History of Cell Phones
In 1947 researchers and scientists began looking into the feasibility of mobile car phones, yet the decision by the Federal Communications Commission (FCC) to limit the amount of radio frequencies available for cell phone use discouraged companies from putting research dollars towards such a project. In 1968, the FCC reevaluated its position, and the race to produce the first working cell phone system was underway in the United States. In October of 1973, Dr. Martin Cooper, a project manager at Motorola, filed the first patent for such a system. Two years later, the FCC gave permission for Bell System to begin trials. In July 1978, the first mobile telephone system, Advanced Mobile Phone System, began operation in North America.

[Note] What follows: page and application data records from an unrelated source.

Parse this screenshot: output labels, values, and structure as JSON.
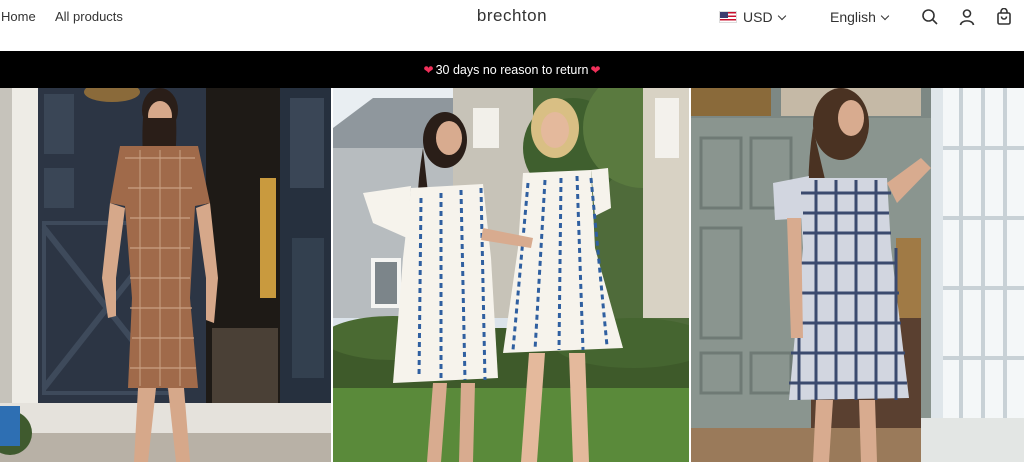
{
  "header": {
    "nav": [
      {
        "label": "Home"
      },
      {
        "label": "All products"
      }
    ],
    "brand": "brechton",
    "currency": {
      "code": "USD",
      "flag_icon": "us-flag-icon"
    },
    "language": {
      "label": "English"
    },
    "icons": [
      "search-icon",
      "account-icon",
      "cart-icon"
    ]
  },
  "announcement": {
    "text": "30 days no reason to return",
    "icon": "heart-icon",
    "icon_color": "#f0305a"
  },
  "gallery": {
    "tiles": [
      {
        "subject": "brown-checked-dress"
      },
      {
        "subject": "blue-white-floral-dresses"
      },
      {
        "subject": "plaid-dress"
      }
    ]
  }
}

The next twenty plus years were characterized by technology races and new and inventive ways to market the mobile phone by companies all over the world. When the technology was perfected to the point where “drop-offs” were few and “dead tone areas” were virtually eliminated, these companies competed on a more cosmetic level with new colors, phone sizes, number of accessories available, and incentive buying offers. The buying public was promised the ability to instantly connect with whomever they wished, providing both parties had a cell phone and the phones were switched on. These cell phones freed Americans in a way nothing else ever had. Technology would begin to change life forever. Suddenly employees could conduct business on the way to and from work if they wished, parents could keep fairly constant tabs on their children, and people no longer had to fear being stuck on the side of the road far from a payphone. In addition, these devices provided a way for people to communicate with others even when neither party was at home.